  13. ^ a b Sampson, S. D.; Loewen, M. A.; Farke, A. A.; Roberts, E. M.; Forster, C. A.; Smith, J. A.; Titus, A. L. (2010). Stepanova, Anna, ed. "New Horned Dinosaurs from Utah Provide Evidence for Intracontinental Dinosaur Endemism". PLoS ONE. 5 (9): e12292. PMC 2929175Freely accessible. PMID 20877459. doi:10.1371/journal.pone.0012292. 
  14. ^ Sampson, SD; Lund, EK; Loewen, MA; Farke, AA; Clayton, KE (2013). "A remarkable short-snouted horned dinosaur from the Late Cretaceous (late Campanian) of southern Laramidia". Proc R Soc B. 280: 20131186. PMC 3730592Freely accessible. PMID 23864598. doi:10.1098/rspb.2013.1186. 
  15. ^ a b c d e f g h "3.1 Utah, United States; 12. Kaiparowits Formation," in Weishampel, et al. (2004). Pages 579-580.
  16. ^ a b c Zanno, L.E., Weirsma, J.P., Loewen, M.A., Sampson, S.D. and Getty, M.A. (2010). A preliminary report on the theropod dinosaur fauna of the late Campanian Kaiparowits Formation, Grand Staircase-Escalante National Monument, Utah." Learning from the Land Symposium: Geology and Paleontology. Washington, DC: Bureau of Land Management.
  17. ^ a b Listed as "cf. Paronychodon sp." in "3.1 Utah, United States; 12. Kaiparowits Formation," in Weishampel, et al. (2004). Page 579.
  18. ^ a b Listed as "cf. Ricardoestesia sp." in "3.1 Utah, United States; 12. Kaiparowits Formation," in Weishampel, et al. (2004). Page 579.
  19. ^ Thomas D. Carr; Thomas E. Williamson; Brooks B. Britt; Ken Stadtman (2011). "Evidence for high taxonomic and morphologic tyrannosauroid diversity in the Late Cretaceous (Late Campanian) of the American Southwest and a new short-skulled tyrannosaurid from the Kaiparowits formation of Utah". Naturwissenschaften. 98 (3): 241–246. Bibcode:2011NW.....98..241C. PMID 21253683. doi:10.1007/s00114-011-0762-7. 

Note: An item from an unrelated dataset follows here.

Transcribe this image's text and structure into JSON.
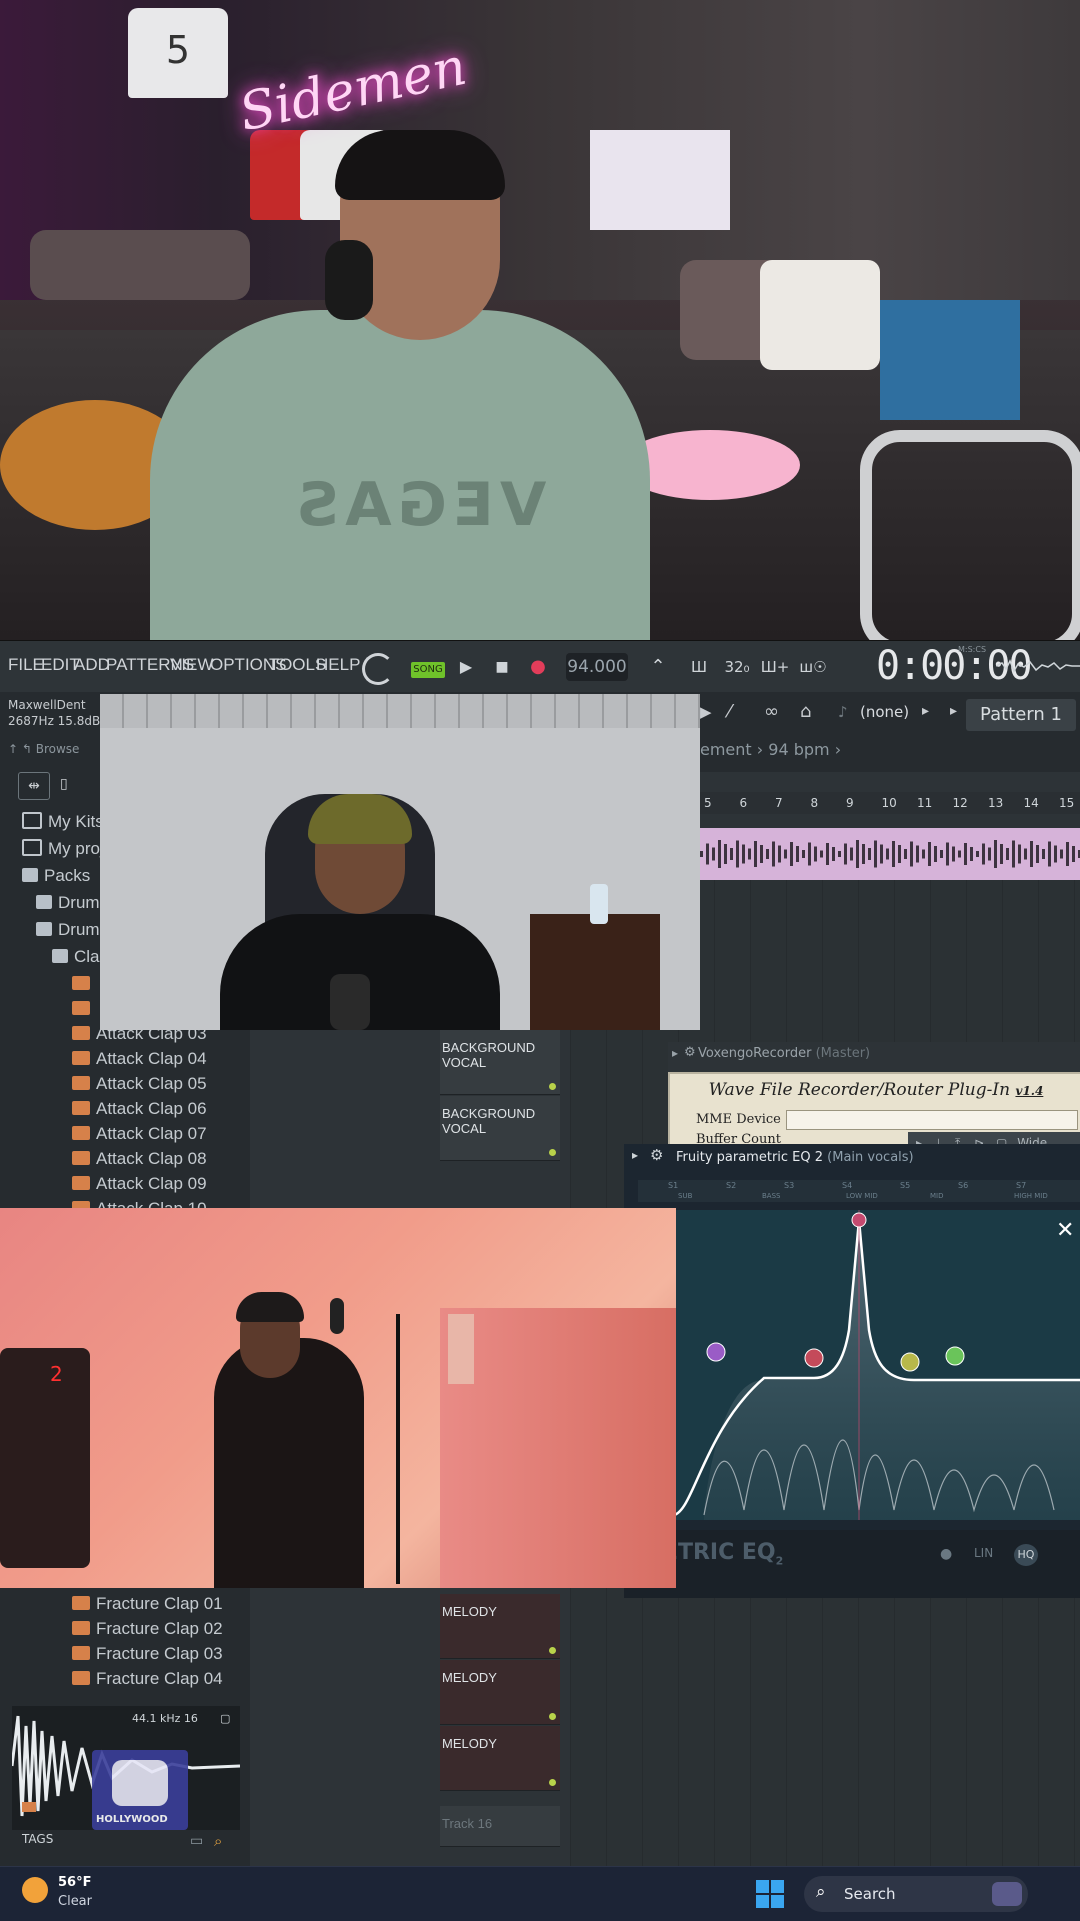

References[edit]

  • Weishampel, David B.; Dodson, Peter; and Osmólska, Halszka (eds.): The Dinosauria, 2nd, Berkeley: University of California Press. 861 pp. ISBN 0-520-24209-2.

Coordinates: 37°37′19″N 111°39′54″W / 37.62194°N 111.66500°W / 37.62194; -111.66500